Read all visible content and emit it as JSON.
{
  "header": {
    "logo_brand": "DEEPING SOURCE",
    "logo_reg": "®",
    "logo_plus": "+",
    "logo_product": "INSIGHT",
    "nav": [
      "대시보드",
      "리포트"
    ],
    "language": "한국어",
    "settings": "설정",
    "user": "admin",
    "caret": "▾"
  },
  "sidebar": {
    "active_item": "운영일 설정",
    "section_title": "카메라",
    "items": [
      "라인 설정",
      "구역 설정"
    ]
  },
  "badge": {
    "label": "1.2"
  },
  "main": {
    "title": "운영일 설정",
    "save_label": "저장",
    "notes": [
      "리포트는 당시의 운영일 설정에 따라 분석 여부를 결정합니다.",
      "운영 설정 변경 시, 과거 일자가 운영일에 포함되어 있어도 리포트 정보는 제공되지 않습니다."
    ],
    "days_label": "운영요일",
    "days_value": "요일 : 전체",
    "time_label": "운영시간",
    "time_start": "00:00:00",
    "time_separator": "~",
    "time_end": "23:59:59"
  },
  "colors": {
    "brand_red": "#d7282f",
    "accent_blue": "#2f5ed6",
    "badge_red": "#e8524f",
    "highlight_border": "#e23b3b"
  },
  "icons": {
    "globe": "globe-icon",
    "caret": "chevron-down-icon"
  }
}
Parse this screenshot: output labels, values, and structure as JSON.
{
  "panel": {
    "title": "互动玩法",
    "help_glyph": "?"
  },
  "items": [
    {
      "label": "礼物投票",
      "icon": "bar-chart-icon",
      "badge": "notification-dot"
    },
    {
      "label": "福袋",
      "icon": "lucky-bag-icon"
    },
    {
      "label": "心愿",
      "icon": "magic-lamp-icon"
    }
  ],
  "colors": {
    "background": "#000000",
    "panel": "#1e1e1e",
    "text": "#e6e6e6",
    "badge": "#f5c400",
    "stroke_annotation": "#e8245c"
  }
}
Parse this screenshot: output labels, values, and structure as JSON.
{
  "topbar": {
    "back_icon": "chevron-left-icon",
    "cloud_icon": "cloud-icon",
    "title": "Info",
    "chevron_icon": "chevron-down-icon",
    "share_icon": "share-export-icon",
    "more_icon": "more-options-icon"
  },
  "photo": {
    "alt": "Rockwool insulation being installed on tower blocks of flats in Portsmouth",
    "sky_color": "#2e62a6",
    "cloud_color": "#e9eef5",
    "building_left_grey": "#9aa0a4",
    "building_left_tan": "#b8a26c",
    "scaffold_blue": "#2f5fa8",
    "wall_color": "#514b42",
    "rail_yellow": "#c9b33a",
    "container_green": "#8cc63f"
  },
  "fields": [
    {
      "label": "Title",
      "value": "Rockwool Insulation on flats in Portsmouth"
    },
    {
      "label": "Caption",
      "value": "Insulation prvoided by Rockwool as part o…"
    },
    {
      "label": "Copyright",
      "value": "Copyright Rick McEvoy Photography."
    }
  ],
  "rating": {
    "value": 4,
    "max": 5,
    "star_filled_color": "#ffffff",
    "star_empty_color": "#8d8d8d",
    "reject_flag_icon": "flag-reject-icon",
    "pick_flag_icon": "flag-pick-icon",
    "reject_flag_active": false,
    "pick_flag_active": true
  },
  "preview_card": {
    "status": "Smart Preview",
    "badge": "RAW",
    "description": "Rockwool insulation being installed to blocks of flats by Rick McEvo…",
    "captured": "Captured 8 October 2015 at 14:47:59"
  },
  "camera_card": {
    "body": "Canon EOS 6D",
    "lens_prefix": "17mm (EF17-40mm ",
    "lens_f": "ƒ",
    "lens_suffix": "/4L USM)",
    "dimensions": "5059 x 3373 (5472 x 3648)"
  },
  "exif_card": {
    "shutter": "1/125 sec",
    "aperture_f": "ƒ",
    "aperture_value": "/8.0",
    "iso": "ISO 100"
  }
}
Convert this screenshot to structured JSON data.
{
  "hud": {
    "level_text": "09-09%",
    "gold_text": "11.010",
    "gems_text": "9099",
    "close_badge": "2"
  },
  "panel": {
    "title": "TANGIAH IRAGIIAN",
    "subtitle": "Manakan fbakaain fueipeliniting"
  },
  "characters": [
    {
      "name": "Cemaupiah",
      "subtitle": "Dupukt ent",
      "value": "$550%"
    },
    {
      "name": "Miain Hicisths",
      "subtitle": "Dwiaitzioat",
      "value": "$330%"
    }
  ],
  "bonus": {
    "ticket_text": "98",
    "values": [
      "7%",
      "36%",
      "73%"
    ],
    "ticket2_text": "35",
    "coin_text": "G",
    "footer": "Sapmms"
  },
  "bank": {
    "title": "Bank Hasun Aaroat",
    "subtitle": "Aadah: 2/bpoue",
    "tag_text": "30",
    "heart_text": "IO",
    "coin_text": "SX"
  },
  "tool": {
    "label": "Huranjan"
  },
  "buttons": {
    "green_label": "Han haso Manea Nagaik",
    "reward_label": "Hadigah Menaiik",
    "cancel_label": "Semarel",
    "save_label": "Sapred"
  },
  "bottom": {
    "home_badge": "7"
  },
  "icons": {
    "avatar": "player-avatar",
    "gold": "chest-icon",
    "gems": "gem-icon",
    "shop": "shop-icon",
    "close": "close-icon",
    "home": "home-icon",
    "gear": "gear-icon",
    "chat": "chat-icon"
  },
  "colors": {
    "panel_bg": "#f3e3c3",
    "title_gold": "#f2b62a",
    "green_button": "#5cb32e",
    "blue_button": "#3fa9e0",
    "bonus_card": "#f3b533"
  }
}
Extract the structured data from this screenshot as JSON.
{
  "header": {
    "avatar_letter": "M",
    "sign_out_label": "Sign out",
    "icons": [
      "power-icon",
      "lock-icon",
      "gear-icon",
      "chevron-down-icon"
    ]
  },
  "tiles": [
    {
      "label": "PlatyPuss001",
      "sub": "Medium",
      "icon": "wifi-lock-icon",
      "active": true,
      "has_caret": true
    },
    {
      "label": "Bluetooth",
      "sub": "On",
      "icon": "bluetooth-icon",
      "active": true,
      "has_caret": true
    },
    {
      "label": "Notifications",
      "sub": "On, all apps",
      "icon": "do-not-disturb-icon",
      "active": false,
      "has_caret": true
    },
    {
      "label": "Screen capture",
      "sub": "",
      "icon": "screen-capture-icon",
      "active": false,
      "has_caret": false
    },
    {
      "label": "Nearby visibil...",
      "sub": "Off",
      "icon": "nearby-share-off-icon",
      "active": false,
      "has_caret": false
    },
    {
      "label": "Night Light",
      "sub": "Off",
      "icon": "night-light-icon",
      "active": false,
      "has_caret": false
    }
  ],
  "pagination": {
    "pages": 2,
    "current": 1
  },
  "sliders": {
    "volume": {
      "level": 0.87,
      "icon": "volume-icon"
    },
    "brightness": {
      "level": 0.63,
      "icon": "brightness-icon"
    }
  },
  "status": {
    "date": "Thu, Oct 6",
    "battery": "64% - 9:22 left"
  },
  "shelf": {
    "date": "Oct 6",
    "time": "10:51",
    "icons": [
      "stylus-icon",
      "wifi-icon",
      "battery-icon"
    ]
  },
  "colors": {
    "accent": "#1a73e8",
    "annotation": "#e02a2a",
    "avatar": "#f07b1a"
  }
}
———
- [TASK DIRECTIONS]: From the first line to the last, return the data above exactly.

- [TASK OUTPUT]:
Read all visible content and emit it as JSON.
{
  "header": {
    "logo_brand": "DEEPING SOURCE",
    "logo_reg": "®",
    "logo_plus": "+",
    "logo_product": "INSIGHT",
    "nav": [
      "대시보드",
      "리포트"
    ],
    "language": "한국어",
    "settings": "설정",
    "user": "admin",
    "caret": "▾"
  },
  "sidebar": {
    "active_item": "운영일 설정",
    "section_title": "카메라",
    "items": [
      "라인 설정",
      "구역 설정"
    ]
  },
  "badge": {
    "label": "1.2"
  },
  "main": {
    "title": "운영일 설정",
    "save_label": "저장",
    "notes": [
      "리포트는 당시의 운영일 설정에 따라 분석 여부를 결정합니다.",
      "운영 설정 변경 시, 과거 일자가 운영일에 포함되어 있어도 리포트 정보는 제공되지 않습니다."
    ],
    "days_label": "운영요일",
    "days_value": "요일 : 전체",
    "time_label": "운영시간",
    "time_start": "00:00:00",
    "time_separator": "~",
    "time_end": "23:59:59"
  },
  "colors": {
    "brand_red": "#d7282f",
    "accent_blue": "#2f5ed6",
    "badge_red": "#e8524f",
    "highlight_border": "#e23b3b"
  },
  "icons": {
    "globe": "globe-icon",
    "caret": "chevron-down-icon"
  }
}
Parse this screenshot: output labels, values, and structure as JSON.
{
  "panel": {
    "title": "互动玩法",
    "help_glyph": "?"
  },
  "items": [
    {
      "label": "礼物投票",
      "icon": "bar-chart-icon",
      "badge": "notification-dot"
    },
    {
      "label": "福袋",
      "icon": "lucky-bag-icon"
    },
    {
      "label": "心愿",
      "icon": "magic-lamp-icon"
    }
  ],
  "colors": {
    "background": "#000000",
    "panel": "#1e1e1e",
    "text": "#e6e6e6",
    "badge": "#f5c400",
    "stroke_annotation": "#e8245c"
  }
}
Parse this screenshot: output labels, values, and structure as JSON.
{
  "topbar": {
    "back_icon": "chevron-left-icon",
    "cloud_icon": "cloud-icon",
    "title": "Info",
    "chevron_icon": "chevron-down-icon",
    "share_icon": "share-export-icon",
    "more_icon": "more-options-icon"
  },
  "photo": {
    "alt": "Rockwool insulation being installed on tower blocks of flats in Portsmouth",
    "sky_color": "#2e62a6",
    "cloud_color": "#e9eef5",
    "building_left_grey": "#9aa0a4",
    "building_left_tan": "#b8a26c",
    "scaffold_blue": "#2f5fa8",
    "wall_color": "#514b42",
    "rail_yellow": "#c9b33a",
    "container_green": "#8cc63f"
  },
  "fields": [
    {
      "label": "Title",
      "value": "Rockwool Insulation on flats in Portsmouth"
    },
    {
      "label": "Caption",
      "value": "Insulation prvoided by Rockwool as part o…"
    },
    {
      "label": "Copyright",
      "value": "Copyright Rick McEvoy Photography."
    }
  ],
  "rating": {
    "value": 4,
    "max": 5,
    "star_filled_color": "#ffffff",
    "star_empty_color": "#8d8d8d",
    "reject_flag_icon": "flag-reject-icon",
    "pick_flag_icon": "flag-pick-icon",
    "reject_flag_active": false,
    "pick_flag_active": true
  },
  "preview_card": {
    "status": "Smart Preview",
    "badge": "RAW",
    "description": "Rockwool insulation being installed to blocks of flats by Rick McEvo…",
    "captured": "Captured 8 October 2015 at 14:47:59"
  },
  "camera_card": {
    "body": "Canon EOS 6D",
    "lens_prefix": "17mm (EF17-40mm ",
    "lens_f": "ƒ",
    "lens_suffix": "/4L USM)",
    "dimensions": "5059 x 3373 (5472 x 3648)"
  },
  "exif_card": {
    "shutter": "1/125 sec",
    "aperture_f": "ƒ",
    "aperture_value": "/8.0",
    "iso": "ISO 100"
  }
}
Convert this screenshot to structured JSON data.
{
  "hud": {
    "level_text": "09-09%",
    "gold_text": "11.010",
    "gems_text": "9099",
    "close_badge": "2"
  },
  "panel": {
    "title": "TANGIAH IRAGIIAN",
    "subtitle": "Manakan fbakaain fueipeliniting"
  },
  "characters": [
    {
      "name": "Cemaupiah",
      "subtitle": "Dupukt ent",
      "value": "$550%"
    },
    {
      "name": "Miain Hicisths",
      "subtitle": "Dwiaitzioat",
      "value": "$330%"
    }
  ],
  "bonus": {
    "ticket_text": "98",
    "values": [
      "7%",
      "36%",
      "73%"
    ],
    "ticket2_text": "35",
    "coin_text": "G",
    "footer": "Sapmms"
  },
  "bank": {
    "title": "Bank Hasun Aaroat",
    "subtitle": "Aadah: 2/bpoue",
    "tag_text": "30",
    "heart_text": "IO",
    "coin_text": "SX"
  },
  "tool": {
    "label": "Huranjan"
  },
  "buttons": {
    "green_label": "Han haso Manea Nagaik",
    "reward_label": "Hadigah Menaiik",
    "cancel_label": "Semarel",
    "save_label": "Sapred"
  },
  "bottom": {
    "home_badge": "7"
  },
  "icons": {
    "avatar": "player-avatar",
    "gold": "chest-icon",
    "gems": "gem-icon",
    "shop": "shop-icon",
    "close": "close-icon",
    "home": "home-icon",
    "gear": "gear-icon",
    "chat": "chat-icon"
  },
  "colors": {
    "panel_bg": "#f3e3c3",
    "title_gold": "#f2b62a",
    "green_button": "#5cb32e",
    "blue_button": "#3fa9e0",
    "bonus_card": "#f3b533"
  }
}
Extract the structured data from this screenshot as JSON.
{
  "header": {
    "avatar_letter": "M",
    "sign_out_label": "Sign out",
    "icons": [
      "power-icon",
      "lock-icon",
      "gear-icon",
      "chevron-down-icon"
    ]
  },
  "tiles": [
    {
      "label": "PlatyPuss001",
      "sub": "Medium",
      "icon": "wifi-lock-icon",
      "active": true,
      "has_caret": true
    },
    {
      "label": "Bluetooth",
      "sub": "On",
      "icon": "bluetooth-icon",
      "active": true,
      "has_caret": true
    },
    {
      "label": "Notifications",
      "sub": "On, all apps",
      "icon": "do-not-disturb-icon",
      "active": false,
      "has_caret": true
    },
    {
      "label": "Screen capture",
      "sub": "",
      "icon": "screen-capture-icon",
      "active": false,
      "has_caret": false
    },
    {
      "label": "Nearby visibil...",
      "sub": "Off",
      "icon": "nearby-share-off-icon",
      "active": false,
      "has_caret": false
    },
    {
      "label": "Night Light",
      "sub": "Off",
      "icon": "night-light-icon",
      "active": false,
      "has_caret": false
    }
  ],
  "pagination": {
    "pages": 2,
    "current": 1
  },
  "sliders": {
    "volume": {
      "level": 0.87,
      "icon": "volume-icon"
    },
    "brightness": {
      "level": 0.63,
      "icon": "brightness-icon"
    }
  },
  "status": {
    "date": "Thu, Oct 6",
    "battery": "64% - 9:22 left"
  },
  "shelf": {
    "date": "Oct 6",
    "time": "10:51",
    "icons": [
      "stylus-icon",
      "wifi-icon",
      "battery-icon"
    ]
  },
  "colors": {
    "accent": "#1a73e8",
    "annotation": "#e02a2a",
    "avatar": "#f07b1a"
  }
}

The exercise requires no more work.